1MFWF: There are only 24 hours in a day. If a worker is spending more time with family, or at the gym, or sleeping, etc., that has to mean they are spending less time at their desk. How can that be good for business?

Stew: My research indicates that if you focus attention on yourself or your family in ways that you expect will have positive, even if indirect, benefits for your business (by being healthier, more energetic, or less cranky, for example), then you’re probably going to see those benefits. More importantly, the people around you at work will see these ripple effects, too. But you have to check. So it’s crucial to gather data on whether that’s indeed happening, as you try doing things that benefit one part of your life (like exercising, for instance) that you expect will bring benefits to the other parts.
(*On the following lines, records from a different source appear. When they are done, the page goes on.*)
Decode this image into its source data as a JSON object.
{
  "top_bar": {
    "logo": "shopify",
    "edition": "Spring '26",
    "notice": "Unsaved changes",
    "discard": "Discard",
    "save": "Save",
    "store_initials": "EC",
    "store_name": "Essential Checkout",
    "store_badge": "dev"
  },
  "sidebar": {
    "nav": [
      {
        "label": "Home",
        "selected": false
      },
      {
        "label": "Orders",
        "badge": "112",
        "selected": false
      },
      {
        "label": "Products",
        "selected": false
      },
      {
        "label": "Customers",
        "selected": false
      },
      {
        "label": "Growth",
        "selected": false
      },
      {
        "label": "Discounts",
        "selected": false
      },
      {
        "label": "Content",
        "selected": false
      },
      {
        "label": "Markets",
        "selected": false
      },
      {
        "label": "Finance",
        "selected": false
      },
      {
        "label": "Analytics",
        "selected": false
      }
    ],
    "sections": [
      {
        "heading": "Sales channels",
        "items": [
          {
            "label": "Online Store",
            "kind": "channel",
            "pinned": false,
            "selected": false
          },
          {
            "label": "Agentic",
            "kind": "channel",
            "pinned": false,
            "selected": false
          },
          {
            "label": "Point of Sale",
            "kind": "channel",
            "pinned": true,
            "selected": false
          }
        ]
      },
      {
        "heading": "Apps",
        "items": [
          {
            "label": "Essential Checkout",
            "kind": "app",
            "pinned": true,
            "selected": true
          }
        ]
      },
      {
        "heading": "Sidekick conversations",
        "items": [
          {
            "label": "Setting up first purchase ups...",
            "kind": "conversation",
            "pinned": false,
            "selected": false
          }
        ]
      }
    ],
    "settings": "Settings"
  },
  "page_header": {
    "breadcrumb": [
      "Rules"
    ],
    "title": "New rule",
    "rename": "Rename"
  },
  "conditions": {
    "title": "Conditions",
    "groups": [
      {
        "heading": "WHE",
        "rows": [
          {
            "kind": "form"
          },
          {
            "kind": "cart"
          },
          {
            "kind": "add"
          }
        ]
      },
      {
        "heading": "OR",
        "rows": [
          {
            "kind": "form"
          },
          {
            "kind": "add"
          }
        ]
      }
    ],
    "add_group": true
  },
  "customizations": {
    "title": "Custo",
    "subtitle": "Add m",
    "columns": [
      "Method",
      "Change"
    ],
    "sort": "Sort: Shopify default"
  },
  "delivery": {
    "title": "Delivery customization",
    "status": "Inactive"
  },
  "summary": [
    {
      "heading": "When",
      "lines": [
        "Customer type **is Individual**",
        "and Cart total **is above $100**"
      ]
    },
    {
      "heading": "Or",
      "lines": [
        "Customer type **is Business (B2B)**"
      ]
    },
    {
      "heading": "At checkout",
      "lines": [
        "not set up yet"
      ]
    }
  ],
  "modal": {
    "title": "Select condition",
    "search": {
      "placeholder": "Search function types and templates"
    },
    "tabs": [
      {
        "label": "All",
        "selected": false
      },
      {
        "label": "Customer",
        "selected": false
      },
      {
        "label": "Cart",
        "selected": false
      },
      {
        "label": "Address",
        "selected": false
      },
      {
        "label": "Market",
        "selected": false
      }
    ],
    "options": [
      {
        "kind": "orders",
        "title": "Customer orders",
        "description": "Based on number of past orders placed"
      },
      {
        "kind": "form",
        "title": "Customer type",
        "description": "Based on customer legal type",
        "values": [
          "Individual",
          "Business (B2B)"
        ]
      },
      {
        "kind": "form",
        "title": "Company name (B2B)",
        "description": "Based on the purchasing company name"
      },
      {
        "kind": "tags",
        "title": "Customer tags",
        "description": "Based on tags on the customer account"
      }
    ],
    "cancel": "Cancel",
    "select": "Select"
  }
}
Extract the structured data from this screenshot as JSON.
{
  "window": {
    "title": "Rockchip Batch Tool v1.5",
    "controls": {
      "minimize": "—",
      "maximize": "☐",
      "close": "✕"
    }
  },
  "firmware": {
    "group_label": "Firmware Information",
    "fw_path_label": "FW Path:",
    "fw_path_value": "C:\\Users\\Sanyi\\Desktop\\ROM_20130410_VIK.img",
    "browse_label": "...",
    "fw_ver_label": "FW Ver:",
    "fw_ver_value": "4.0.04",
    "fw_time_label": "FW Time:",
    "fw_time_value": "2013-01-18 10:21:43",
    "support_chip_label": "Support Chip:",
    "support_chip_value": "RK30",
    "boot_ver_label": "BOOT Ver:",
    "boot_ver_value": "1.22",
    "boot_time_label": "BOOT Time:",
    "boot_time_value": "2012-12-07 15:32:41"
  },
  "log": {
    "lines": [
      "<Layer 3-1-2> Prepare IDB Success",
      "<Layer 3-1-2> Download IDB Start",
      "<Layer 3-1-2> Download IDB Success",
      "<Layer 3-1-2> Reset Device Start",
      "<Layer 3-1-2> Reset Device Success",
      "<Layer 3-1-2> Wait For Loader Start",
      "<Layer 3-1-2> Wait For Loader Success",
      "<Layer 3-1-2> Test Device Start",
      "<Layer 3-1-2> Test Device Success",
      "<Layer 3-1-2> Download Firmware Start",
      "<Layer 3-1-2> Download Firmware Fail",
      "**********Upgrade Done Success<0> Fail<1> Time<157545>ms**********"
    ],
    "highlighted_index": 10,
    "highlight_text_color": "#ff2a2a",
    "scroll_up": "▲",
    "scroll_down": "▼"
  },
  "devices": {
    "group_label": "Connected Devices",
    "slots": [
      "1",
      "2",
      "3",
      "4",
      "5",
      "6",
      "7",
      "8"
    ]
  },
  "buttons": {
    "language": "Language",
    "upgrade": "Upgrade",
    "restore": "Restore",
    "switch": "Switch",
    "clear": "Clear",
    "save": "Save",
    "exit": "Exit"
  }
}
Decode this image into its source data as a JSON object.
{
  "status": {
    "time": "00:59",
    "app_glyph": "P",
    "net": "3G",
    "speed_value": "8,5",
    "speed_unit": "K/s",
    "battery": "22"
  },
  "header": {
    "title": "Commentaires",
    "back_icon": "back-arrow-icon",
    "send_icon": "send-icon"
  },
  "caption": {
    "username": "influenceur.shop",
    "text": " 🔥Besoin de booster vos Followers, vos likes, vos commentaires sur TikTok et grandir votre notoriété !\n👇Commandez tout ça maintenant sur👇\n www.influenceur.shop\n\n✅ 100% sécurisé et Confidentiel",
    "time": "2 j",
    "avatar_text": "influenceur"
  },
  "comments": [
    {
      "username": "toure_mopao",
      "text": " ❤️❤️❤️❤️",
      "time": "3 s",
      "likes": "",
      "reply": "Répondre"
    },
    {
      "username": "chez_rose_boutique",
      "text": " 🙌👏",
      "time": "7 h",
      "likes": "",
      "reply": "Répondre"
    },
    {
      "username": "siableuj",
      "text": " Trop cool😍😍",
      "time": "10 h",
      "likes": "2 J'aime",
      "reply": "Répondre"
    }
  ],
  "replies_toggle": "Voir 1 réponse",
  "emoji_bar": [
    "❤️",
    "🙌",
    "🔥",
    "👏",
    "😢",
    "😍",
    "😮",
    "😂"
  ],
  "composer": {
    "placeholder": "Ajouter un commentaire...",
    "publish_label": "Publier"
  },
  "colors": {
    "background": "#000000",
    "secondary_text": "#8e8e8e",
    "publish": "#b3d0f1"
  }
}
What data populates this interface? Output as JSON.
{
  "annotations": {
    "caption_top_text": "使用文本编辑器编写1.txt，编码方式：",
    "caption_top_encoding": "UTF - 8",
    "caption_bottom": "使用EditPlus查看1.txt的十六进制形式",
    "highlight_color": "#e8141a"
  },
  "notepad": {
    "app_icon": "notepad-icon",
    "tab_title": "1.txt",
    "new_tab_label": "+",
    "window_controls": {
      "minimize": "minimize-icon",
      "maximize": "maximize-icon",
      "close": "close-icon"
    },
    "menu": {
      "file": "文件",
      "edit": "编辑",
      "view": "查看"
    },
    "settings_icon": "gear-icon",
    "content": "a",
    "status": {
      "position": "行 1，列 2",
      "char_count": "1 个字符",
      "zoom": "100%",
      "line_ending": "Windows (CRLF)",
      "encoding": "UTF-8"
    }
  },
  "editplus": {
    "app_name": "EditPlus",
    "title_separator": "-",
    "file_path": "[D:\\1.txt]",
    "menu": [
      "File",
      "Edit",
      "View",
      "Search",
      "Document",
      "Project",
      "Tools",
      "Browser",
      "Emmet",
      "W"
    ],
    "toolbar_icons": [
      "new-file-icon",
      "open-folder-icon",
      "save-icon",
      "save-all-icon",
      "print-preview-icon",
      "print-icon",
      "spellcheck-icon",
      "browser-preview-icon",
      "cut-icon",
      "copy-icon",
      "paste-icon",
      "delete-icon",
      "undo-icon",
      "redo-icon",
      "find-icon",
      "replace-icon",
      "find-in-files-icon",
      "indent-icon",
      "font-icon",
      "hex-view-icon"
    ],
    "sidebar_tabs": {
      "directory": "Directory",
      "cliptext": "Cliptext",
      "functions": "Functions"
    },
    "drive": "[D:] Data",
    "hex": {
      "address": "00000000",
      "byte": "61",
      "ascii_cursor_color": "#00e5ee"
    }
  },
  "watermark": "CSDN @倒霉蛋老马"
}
1MFWF: You’re the founding director of the Wharton Work/Life Integration Project, you teach courses on executive leadership, you host a radio show on Work and Life, you’re the author of multiple books including your most recent, Leading the Life You Want: Skills for Integrating Work and Life, and you’re a father. What are some concrete things you’ve done with your own scheduling and workflow to help ensure you have the work/life integration that’s best for you?

Stew: I’m continually trying new ways to improve my own ability to get the things done that matter most to me and to the people who matter to me. When my children were young, for example, I made sure to be available during breakfast and afterwards so I could walk them to the bus stop or to school and to be present at dinner with them. To do this and meet my career goals, I’d wake up early, before everyone, and get work done. I didn’t watch too much TV in those days. And again after everyone was in bed I’d put in hours of worktime. I worked around the family schedule.

Learn more about Stew’s books, including his just-released Leading the Life You Want: Skills for Integrating Work and Life featuring stories of six remarkable leaders: Tom Tierney, Sheryl Sandberg, Eric Greitens, Michelle Obama, Julie Foudy, and Bruce Springsteen.

Hear more from Stew about his method of Total Leadership:

To learn more about the business benefits of work flexibility, watch our webinar Employers Who Embrace Flexibility (and Are Hiring!) featuring panelists from flexible companies Appen, Convergys, PGi, and FlexJobs.

photo credit: Stew Friedman